1606-1669 | DutchBust of a Man Wearing a High Cap, Three-Quarters Right (The Artist's Father)
Etching and drypoint on paper
Third state of six
Signed in monogram and dated "RL 1630" (upper left)
This exceptional and very early etching was composed by one of the supreme geniuses in the history of art, Rembrandt van Rijn. The subject of this particular impression, which depicts a man wearing a turban, is believed to be Rembrandt's father. Created when the artist was just 24 years old, the work exhibits Rembrandt’s unparalleled ability to create an expressive portrait with a simple etching needle and a copper plate. Other examples of this etching can be found in the National Gallery of Art (Washington, D.C.), the Morgan Library and Museum (New York) and the Detroit Institute of Arts
, among others.

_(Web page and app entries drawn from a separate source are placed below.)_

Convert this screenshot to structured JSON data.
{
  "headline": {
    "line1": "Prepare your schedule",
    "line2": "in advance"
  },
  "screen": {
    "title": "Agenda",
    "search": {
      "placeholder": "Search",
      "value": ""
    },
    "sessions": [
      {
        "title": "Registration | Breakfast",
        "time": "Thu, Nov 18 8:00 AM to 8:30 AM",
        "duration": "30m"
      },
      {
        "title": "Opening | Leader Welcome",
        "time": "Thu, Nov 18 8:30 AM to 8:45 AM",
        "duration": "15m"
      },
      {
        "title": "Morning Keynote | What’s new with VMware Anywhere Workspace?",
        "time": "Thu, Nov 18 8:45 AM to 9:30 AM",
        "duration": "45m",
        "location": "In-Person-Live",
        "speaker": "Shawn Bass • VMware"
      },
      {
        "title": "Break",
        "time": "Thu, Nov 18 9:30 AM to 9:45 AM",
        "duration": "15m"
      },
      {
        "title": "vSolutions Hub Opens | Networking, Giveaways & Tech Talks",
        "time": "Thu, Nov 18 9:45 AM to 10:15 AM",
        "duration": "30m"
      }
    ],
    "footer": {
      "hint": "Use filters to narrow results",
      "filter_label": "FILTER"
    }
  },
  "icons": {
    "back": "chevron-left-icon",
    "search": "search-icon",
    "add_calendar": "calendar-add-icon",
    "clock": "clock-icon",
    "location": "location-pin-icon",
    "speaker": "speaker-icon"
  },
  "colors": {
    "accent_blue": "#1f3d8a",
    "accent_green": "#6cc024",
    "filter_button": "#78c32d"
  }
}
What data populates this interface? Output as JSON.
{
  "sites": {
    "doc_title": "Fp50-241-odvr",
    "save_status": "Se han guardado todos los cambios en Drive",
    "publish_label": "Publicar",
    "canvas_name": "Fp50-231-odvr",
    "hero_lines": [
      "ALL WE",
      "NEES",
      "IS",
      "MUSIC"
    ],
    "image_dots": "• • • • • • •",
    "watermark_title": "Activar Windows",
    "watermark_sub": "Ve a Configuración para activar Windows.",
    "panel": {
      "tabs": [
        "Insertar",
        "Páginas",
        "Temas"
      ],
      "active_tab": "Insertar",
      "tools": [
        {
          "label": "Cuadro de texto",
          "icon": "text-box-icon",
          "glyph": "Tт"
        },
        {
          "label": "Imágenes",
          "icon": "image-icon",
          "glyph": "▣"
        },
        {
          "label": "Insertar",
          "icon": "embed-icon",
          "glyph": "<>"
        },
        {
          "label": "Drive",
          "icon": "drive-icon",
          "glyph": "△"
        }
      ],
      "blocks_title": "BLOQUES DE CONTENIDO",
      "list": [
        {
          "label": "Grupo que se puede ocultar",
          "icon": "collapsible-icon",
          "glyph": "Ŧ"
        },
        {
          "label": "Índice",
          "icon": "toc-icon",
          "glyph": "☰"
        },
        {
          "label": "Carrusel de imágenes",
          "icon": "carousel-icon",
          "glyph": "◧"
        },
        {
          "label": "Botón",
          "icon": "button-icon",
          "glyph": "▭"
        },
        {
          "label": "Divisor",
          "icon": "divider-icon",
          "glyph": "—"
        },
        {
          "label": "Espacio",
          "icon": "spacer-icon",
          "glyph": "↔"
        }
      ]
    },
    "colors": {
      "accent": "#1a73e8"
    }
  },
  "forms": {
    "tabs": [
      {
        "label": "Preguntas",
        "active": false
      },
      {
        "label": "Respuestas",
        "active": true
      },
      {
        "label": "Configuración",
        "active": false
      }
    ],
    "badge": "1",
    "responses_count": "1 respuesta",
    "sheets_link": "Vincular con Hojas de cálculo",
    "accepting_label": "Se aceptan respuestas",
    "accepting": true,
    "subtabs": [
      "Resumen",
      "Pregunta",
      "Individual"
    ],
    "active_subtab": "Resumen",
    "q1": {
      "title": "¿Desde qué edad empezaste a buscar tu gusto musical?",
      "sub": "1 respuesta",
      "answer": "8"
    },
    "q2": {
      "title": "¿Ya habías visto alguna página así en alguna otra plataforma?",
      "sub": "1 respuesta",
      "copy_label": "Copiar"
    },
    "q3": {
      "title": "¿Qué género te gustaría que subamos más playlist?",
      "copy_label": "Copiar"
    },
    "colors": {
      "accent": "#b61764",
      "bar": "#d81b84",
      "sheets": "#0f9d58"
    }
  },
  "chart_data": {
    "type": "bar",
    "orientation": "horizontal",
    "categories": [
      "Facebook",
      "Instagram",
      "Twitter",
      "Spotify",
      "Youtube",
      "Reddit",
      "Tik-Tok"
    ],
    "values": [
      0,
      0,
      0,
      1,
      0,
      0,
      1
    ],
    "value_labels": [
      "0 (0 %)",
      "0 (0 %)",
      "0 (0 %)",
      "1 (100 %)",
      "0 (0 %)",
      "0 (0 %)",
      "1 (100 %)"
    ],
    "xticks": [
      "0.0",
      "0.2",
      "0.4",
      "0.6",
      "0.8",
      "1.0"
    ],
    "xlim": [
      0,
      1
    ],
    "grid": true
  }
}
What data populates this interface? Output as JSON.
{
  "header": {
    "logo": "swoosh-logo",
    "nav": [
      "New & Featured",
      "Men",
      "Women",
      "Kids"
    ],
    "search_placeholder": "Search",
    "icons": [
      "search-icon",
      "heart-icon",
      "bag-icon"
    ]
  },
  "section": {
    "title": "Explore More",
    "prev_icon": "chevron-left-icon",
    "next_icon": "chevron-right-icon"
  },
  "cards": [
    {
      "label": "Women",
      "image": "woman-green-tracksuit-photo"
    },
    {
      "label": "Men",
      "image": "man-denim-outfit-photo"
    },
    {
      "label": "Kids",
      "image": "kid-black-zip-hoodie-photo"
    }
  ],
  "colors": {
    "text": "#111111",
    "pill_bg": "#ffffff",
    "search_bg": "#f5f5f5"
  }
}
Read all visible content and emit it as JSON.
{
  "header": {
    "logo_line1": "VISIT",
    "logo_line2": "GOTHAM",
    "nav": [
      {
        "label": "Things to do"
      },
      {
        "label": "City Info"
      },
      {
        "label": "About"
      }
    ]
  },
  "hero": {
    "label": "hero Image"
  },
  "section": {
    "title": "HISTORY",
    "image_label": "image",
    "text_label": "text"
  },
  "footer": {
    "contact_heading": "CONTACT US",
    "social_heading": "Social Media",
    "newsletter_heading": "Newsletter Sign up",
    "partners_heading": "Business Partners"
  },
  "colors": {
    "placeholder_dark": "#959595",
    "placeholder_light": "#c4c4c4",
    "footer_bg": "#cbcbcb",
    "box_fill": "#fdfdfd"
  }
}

The son of a miller, Rembrandt Harmenszoon van Rijn is believed to have been born in Leiden on July 15, 1606. He studied first at the Latin School, and then was enrolled at the University of Leiden at the age of 14. He soon left to study art — first with a local master, Jacob van Swanenburch, and then, in Amsterdam, with Pieter Lastman, known for his historical paintings. Rembrandt was an exceptionally gifted student and mastered his art in a mere six months. By 22 years old, he returned to Leiden and was soon so highly regarded that he was able to take students of his own.
Though known today primarily for his paintings, Rembrandt’s fame was spread outside of the Netherlands by his etchings. He made hundreds of etchings for most of his career, from 1626 to 1660, when he was forced to sell his presses. He did etchings of several subjects, including self-portraits, biblical subjects, saints and allegories, and his work was avidly admired and collected, even during his lifetime. These small works of art are still counted among the most beautifully executed in the whole of art history.
Paper: 4 3/8" high x 3 5/8" wide
Frame: 16 1/4" high x 13 1/4" wide
The New Hollstein Dutch 57